*** Opening RECORDS FOR THIS TASK ***

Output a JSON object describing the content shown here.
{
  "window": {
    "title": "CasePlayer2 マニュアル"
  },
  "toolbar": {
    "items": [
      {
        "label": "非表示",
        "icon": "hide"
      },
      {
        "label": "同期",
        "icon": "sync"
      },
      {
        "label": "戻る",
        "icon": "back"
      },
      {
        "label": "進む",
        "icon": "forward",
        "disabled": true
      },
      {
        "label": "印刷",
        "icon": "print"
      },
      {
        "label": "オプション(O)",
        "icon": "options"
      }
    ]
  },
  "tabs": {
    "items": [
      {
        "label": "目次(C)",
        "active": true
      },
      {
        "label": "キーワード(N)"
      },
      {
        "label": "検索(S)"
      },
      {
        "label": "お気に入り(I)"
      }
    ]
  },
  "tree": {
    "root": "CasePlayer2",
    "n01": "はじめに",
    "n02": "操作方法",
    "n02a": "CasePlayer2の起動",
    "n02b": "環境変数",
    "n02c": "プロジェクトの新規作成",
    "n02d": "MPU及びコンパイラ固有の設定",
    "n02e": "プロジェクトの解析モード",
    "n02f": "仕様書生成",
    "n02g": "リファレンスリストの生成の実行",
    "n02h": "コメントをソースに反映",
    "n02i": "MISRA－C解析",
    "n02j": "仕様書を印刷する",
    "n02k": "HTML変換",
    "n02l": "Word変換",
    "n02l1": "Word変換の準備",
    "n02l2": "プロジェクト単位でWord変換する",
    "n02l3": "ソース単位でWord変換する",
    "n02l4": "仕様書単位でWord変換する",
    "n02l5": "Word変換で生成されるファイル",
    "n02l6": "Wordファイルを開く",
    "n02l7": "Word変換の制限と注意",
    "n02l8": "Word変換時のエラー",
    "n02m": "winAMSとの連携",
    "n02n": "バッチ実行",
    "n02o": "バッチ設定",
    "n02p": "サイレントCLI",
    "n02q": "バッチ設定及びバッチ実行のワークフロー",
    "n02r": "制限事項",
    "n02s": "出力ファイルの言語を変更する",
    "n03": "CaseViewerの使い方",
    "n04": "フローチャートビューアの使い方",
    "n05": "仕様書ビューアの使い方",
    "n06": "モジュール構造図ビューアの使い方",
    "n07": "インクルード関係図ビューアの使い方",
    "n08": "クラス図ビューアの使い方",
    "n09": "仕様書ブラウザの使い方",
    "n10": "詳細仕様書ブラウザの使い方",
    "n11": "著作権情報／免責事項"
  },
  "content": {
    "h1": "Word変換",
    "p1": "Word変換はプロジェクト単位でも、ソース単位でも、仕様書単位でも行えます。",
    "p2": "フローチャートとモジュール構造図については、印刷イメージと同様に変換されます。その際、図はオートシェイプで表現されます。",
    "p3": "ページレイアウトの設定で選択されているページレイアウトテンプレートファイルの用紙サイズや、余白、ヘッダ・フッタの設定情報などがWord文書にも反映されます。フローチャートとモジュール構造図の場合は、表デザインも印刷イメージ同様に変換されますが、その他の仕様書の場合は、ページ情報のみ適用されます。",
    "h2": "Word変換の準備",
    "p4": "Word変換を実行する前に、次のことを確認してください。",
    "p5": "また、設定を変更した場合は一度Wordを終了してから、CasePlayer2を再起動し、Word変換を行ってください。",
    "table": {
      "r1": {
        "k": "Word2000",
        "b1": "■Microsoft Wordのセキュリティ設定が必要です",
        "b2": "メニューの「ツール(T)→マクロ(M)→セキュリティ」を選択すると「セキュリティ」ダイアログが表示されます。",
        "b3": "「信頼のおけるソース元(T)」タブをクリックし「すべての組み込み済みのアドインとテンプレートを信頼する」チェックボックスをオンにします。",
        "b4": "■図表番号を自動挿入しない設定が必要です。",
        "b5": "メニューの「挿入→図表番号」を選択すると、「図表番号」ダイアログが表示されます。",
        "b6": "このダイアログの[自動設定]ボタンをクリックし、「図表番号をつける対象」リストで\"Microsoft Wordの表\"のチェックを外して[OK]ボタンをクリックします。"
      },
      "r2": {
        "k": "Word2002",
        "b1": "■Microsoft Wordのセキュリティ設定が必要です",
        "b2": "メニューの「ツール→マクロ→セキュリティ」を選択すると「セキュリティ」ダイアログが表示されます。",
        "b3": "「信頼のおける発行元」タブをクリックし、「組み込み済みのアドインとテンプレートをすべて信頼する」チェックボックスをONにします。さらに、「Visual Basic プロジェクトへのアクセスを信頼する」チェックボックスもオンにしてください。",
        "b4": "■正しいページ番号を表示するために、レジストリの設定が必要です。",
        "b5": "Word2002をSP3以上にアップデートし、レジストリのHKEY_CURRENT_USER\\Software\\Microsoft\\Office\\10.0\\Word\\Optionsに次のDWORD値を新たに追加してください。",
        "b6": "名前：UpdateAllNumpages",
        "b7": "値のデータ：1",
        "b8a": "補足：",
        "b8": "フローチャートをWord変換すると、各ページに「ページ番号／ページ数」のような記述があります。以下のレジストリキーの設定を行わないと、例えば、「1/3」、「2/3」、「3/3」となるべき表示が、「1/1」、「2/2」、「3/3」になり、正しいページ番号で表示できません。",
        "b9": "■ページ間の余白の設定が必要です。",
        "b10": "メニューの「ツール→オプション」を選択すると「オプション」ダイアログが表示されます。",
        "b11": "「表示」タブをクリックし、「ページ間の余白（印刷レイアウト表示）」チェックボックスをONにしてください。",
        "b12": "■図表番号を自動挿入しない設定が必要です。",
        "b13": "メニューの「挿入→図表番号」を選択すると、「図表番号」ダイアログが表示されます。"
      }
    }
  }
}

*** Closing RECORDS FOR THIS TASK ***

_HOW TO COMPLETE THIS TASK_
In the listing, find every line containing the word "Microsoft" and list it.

_THE ANSWER_
        "b1": "■Microsoft Wordのセキュリティ設定が必要です",
        "b6": "このダイアログの[自動設定]ボタンをクリックし、「図表番号をつける対象」リストで\"Microsoft Wordの表\"のチェックを外して[OK]ボタンをクリックします。"
        "b1": "■Microsoft Wordのセキュリティ設定が必要です",
        "b5": "Word2002をSP3以上にアップデートし、レジストリのHKEY_CURRENT_USER\\Software\\Microsoft\\Office\\10.0\\Word\\Optionsに次のDWORD値を新たに追加してください。",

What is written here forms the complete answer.